meaning of vacant possession

After referencing the vacant possession test, CRA stated (TaxInterpretations translation):

[W]hen the individual receives the keys to the unit, and the time at which it is agreed with the vendor that the individual can move in, are key factors.

Words and Phrases
vacant possession

Paragraph 146.01(2)(d)

Administrative Policy

5 October 2018 APFF Financial Strategies and Instruments Roundtable Q. 8, 2018-0761541C6 F - HBP withdrawals straddling two calendar years

factors considering in extending period for making backdated withdrawals

At the 2010 APFF Financial Strategies and Instruments Roundtable, a Finance representative indicated that one of the factors which CRA could take into account in determining whether an HBP withdrawal made after January of a year was to be deemed under s. 146.01(2)(d) to have been received at the end of the preceding year, was whether the RRSP balance at that year end was sufficiently elevated to support that withdrawal. If often occurs that a purchase that is made in one year does not close until after January of the following year.

If the RRSP balance on December 31, 2017 is sufficient to cover the RRSP withdrawal subsequent to January of 2018, will CRA automatically apply its discretion under s. 146.01(2)(d) such that the withdrawal is deemed to have been made at the end of 2017; and which other factors if any does CRA take into account in exercising that discretion? CRA responded:

The mere fact that, in the situation described, the RRSP balance at December 31, 2017 is sufficient to cover the RRSP withdrawal made in 2018, at a time that is after January 2018, would not, in itself, be sufficient for that Ministerial discretion to be automatically applied, since only a full examination of the facts and circumstances of a particular situation can permit the exercise of that discretion.

In exercising her discretion, the Minister may consider, in addition to the RRSP balance at December 31, 2017, the dates on which the amounts required for withdrawal were contributed and the reasons for the withdrawals being made over a period that straddled two calendar years. However, this is not an exhaustive list. …

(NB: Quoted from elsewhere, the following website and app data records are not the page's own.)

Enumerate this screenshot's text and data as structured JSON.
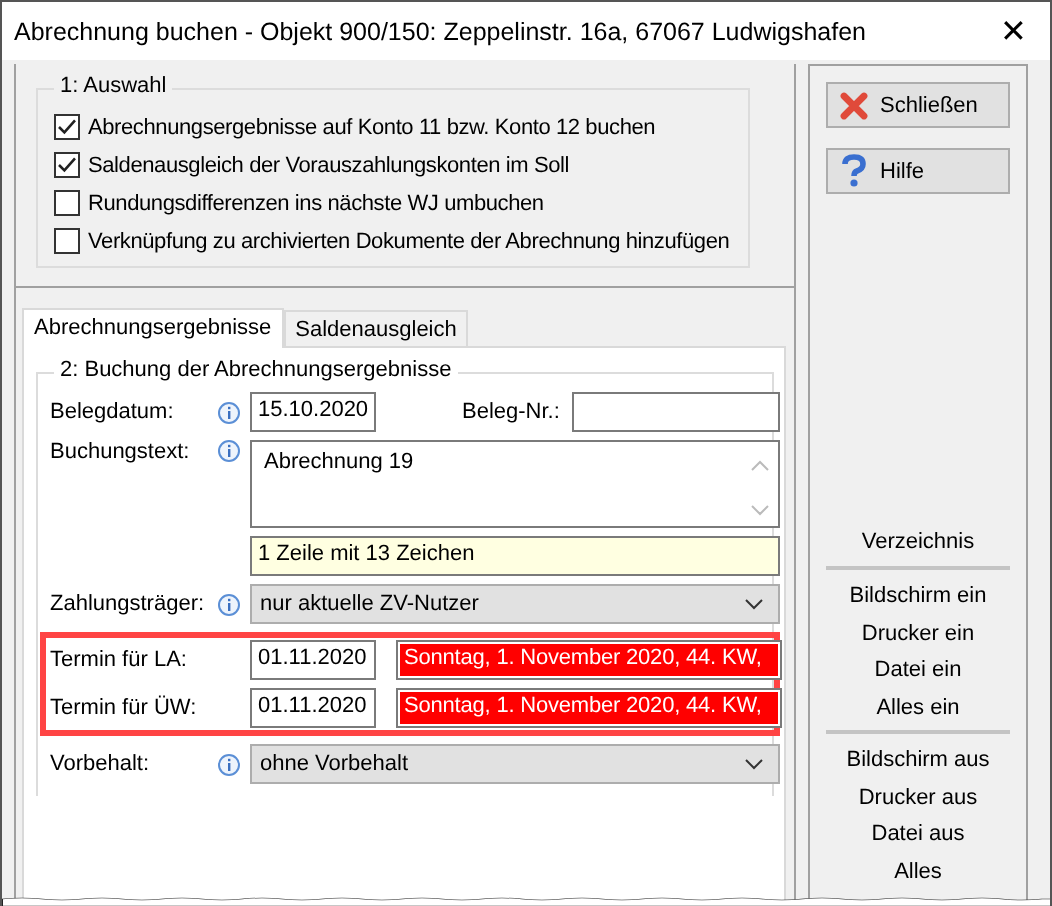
{
  "window": {
    "title": "Abrechnung buchen - Objekt 900/150: Zeppelinstr. 16a, 67067 Ludwigshafen",
    "close": "✕"
  },
  "selection": {
    "title": "1: Auswahl",
    "options": [
      {
        "label": "Abrechnungsergebnisse auf Konto 11 bzw. Konto 12 buchen",
        "checked": true
      },
      {
        "label": "Saldenausgleich der Vorauszahlungskonten im Soll",
        "checked": true
      },
      {
        "label": "Rundungsdifferenzen ins nächste WJ umbuchen",
        "checked": false
      },
      {
        "label": "Verknüpfung zu archivierten Dokumente der Abrechnung hinzufügen",
        "checked": false
      }
    ]
  },
  "tabs": [
    {
      "label": "Abrechnungsergebnisse",
      "selected": true
    },
    {
      "label": "Saldenausgleich",
      "selected": false
    }
  ],
  "booking": {
    "title": "2: Buchung der Abrechnungsergebnisse",
    "belegdatum": {
      "label": "Belegdatum:",
      "value": "15.10.2020"
    },
    "beleg_nr": {
      "label": "Beleg-Nr.:"
    },
    "buchungstext": {
      "label": "Buchungstext:",
      "value": "Abrechnung 19"
    },
    "info_line": "1 Zeile mit 13 Zeichen",
    "zahlungstraeger": {
      "label": "Zahlungsträger:",
      "value": "nur aktuelle ZV-Nutzer"
    },
    "termine": [
      {
        "label": "Termin für LA:",
        "date": "01.11.2020",
        "weekday_text": "Sonntag,  1. November 2020,  44. KW,"
      },
      {
        "label": "Termin für ÜW:",
        "date": "01.11.2020",
        "weekday_text": "Sonntag,  1. November 2020,  44. KW,"
      }
    ],
    "vorbehalt": {
      "label": "Vorbehalt:",
      "value": "ohne Vorbehalt"
    }
  },
  "buttons": [
    {
      "label": "Schließen",
      "kind": "close"
    },
    {
      "label": "Hilfe",
      "kind": "help"
    }
  ],
  "report_menu": {
    "title": "Verzeichnis",
    "groups": [
      [
        "Bildschirm ein",
        "Drucker ein",
        "Datei ein",
        "Alles ein"
      ],
      [
        "Bildschirm aus",
        "Drucker aus",
        "Datei aus",
        "Alles"
      ]
    ]
  }
}
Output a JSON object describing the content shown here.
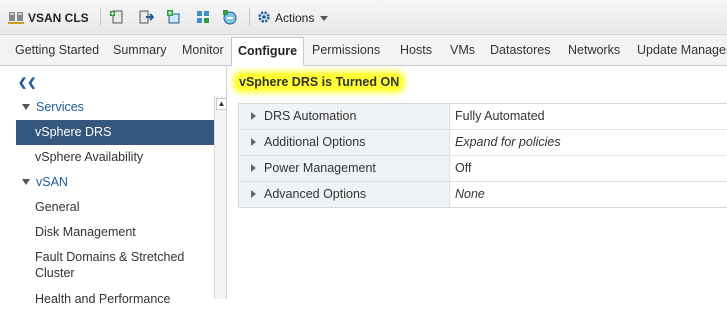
{
  "toolbar": {
    "title": "VSAN CLS",
    "actions_label": "Actions"
  },
  "tabs": [
    {
      "label": "Getting Started"
    },
    {
      "label": "Summary"
    },
    {
      "label": "Monitor"
    },
    {
      "label": "Configure",
      "active": true
    },
    {
      "label": "Permissions"
    },
    {
      "label": "Hosts"
    },
    {
      "label": "VMs"
    },
    {
      "label": "Datastores"
    },
    {
      "label": "Networks"
    },
    {
      "label": "Update Manager"
    }
  ],
  "nav": {
    "items": [
      {
        "label": "Services",
        "type": "group"
      },
      {
        "label": "vSphere DRS",
        "type": "sub",
        "selected": true
      },
      {
        "label": "vSphere Availability",
        "type": "sub"
      },
      {
        "label": "vSAN",
        "type": "group"
      },
      {
        "label": "General",
        "type": "sub"
      },
      {
        "label": "Disk Management",
        "type": "sub"
      },
      {
        "label": "Fault Domains & Stretched Cluster",
        "type": "sub"
      },
      {
        "label": "Health and Performance",
        "type": "sub"
      }
    ]
  },
  "main": {
    "headline": "vSphere DRS is Turned ON",
    "properties": [
      {
        "name": "DRS Automation",
        "value": "Fully Automated"
      },
      {
        "name": "Additional Options",
        "value": "Expand for policies",
        "italic": true
      },
      {
        "name": "Power Management",
        "value": "Off"
      },
      {
        "name": "Advanced Options",
        "value": "None",
        "italic": true
      }
    ]
  },
  "colors": {
    "selected_bg": "#35567d",
    "group_text": "#1f5d99",
    "headline_highlight": "#ffff33"
  }
}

HBP participants who withdraw over more than one year will generally be contacted by the CRA to confirm details of their participation.